While some countries started to push for more negotiations, the president of the General Assembly, Tijjani Muhammad-Bande, and the co-facilitators proposed alternative language as a solution and placed the declaration under silence procedure again. This time, however, the silence was broken by the US alone, objecting to language on the Paris Agreement in the document, specifically the sentence, “We need to immediately curb greenhouse gas emissions and achieve sustainable consumption and production patterns in line with the Paris Agreement and the 2030 Agenda,” according to some diplomatic sources.
Nonetheless, Muhammad-Bande’s letter to member states suggested that consensus had been achieved, saying only that one country had asked for “further clarification” on a matter.
The US move was not a big surprise, since it had opposed the language on the Paris Agreement during negotiations of the declaration. However, why did the US not break the silence on the matter before? Fortunately, it was unable to completely exclude the language on climate change. Most countries, including Britain, had expressed during early negotiations that commitments on climate change needed to be even stronger.
Again, aiming for consensus, Muhammad-Bande suggested adding the words “applicable State commitments” to the reference to the Paris Agreement in the immediate post-consensus phase, to appease the US. Unsurprisingly, other countries strongly opposed the change, particularly the Alliance of Small Island States.
Nevertheless, reflecting a commendable diplomatic effort by most member states, consensus was achieved on July 6. The new wording, however, undermines the spirit and aspirations of the Paris Agreement by giving the false belief that member states agree that the current state of self-determined commitments is enough to curb greenhouse gas emissions, whereas it is grossly insufficient. If anything, the new wording creates a basis for complacency rather than increased global cooperation on climate action.

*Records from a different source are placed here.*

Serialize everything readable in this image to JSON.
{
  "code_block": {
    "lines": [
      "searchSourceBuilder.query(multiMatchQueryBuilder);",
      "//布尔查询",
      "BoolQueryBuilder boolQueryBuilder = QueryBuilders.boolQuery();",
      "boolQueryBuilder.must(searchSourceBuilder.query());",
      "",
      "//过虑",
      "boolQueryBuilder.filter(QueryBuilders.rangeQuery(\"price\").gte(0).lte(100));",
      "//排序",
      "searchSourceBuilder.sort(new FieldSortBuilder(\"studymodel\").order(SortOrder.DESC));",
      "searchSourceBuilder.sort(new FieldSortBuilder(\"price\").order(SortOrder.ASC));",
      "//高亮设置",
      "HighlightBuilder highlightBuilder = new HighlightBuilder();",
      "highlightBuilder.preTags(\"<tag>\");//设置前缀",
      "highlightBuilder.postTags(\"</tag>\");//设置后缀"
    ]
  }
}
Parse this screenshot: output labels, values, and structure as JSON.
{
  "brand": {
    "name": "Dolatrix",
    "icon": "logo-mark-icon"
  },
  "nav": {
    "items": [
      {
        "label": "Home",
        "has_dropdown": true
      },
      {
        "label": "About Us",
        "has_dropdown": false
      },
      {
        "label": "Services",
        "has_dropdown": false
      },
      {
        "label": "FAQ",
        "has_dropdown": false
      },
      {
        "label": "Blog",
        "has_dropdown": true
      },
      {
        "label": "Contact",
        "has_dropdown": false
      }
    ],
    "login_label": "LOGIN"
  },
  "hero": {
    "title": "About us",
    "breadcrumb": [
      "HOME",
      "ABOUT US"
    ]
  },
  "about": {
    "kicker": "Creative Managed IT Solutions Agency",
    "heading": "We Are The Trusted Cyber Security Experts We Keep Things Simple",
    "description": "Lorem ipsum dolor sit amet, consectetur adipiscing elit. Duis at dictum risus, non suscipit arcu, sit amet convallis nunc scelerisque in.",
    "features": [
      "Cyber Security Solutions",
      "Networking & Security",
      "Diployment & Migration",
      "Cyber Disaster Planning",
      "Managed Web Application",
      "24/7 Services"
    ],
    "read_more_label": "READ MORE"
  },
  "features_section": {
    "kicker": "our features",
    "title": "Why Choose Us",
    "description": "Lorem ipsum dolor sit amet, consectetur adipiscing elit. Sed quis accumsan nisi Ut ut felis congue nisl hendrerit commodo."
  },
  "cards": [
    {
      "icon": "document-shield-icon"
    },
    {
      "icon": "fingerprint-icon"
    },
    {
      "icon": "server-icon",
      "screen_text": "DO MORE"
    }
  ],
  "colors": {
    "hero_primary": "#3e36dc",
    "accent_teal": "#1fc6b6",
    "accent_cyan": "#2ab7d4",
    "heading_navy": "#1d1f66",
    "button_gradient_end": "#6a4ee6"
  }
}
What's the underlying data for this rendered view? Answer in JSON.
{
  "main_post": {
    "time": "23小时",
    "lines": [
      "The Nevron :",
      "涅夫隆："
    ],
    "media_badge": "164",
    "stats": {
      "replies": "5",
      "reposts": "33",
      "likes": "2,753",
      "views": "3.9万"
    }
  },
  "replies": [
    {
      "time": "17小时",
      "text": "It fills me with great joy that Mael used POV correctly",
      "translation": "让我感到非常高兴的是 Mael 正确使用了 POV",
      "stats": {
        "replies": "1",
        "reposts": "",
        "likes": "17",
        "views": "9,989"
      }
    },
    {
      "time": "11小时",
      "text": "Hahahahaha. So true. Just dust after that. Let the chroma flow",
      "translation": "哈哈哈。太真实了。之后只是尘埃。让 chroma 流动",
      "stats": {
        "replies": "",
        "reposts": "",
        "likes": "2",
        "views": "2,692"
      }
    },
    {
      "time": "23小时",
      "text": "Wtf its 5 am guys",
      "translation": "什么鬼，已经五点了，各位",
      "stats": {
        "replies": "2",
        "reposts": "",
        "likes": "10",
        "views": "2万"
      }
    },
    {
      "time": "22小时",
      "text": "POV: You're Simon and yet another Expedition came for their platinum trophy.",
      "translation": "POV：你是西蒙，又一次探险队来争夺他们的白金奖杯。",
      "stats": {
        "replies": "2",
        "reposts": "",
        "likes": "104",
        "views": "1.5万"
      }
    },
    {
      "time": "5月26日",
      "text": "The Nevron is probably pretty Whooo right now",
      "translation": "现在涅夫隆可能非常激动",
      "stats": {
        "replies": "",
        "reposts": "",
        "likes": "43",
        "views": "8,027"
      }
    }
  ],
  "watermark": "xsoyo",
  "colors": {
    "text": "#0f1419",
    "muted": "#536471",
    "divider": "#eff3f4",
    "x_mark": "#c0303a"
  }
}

Fortunately, some countries said they would express their dismay in a statement about the final language in the declaration regarding the Paris accord. Several nongovernmental organizations and youth groups are also aiming to work with these nations to send a strong signal on raising ambition on climate action by making a formal statement before September, when the declaration is expected to be adopted.
The declaration nevertheless reaffirms a commitment to multilateralism and sets the stage for the UN that the world needs, particularly tasking the UN secretary-general to report back before September 2021 with recommendations on how to advance the common agenda. Hopefully, the wording in the declaration will allow the secretary-general to come up with a mechanism that is innovative and inclusive.
But there is no mistaking that the manner in which consensus was achieved on the declaration poses serious questions for our global system. Will great power rivalries overshadow and prevent attempts to achieve meaningful commitments on global challenges? Can the US, opposing the current global system, single-handedly derail global cooperation at the UN? Has consensus had its day? And do UN diplomats concentrate too narrowly on intrigue and power plays in New York and fail to see the bigger picture of real-world effects?
The urgency of addressing global challenges for humanity’s survival turns the UN’s 75th anniversary into an important moment to strengthen global decision-making. Given the skepticism of some world leaders, at the very least, a meaningful statement by the vast majority of countries calling for stronger action on climate change would deliver a crucial message for the future we want.
DEMOCRACY REQUIRES REPORTING ON INSTITUTIONS: PLEASE DONATE TO PASSBLUE, A NONPROFIT MEDIA SITE
Giovanna Kuele is a nonresident research fellow at Igarapé Institute, a think tank in Rio de Janeiro that deals with international security and development issues. She is also an adviser for the Together First coalition, a network of global goups promoting good governance during the UN’s 75th anniversary in 2020.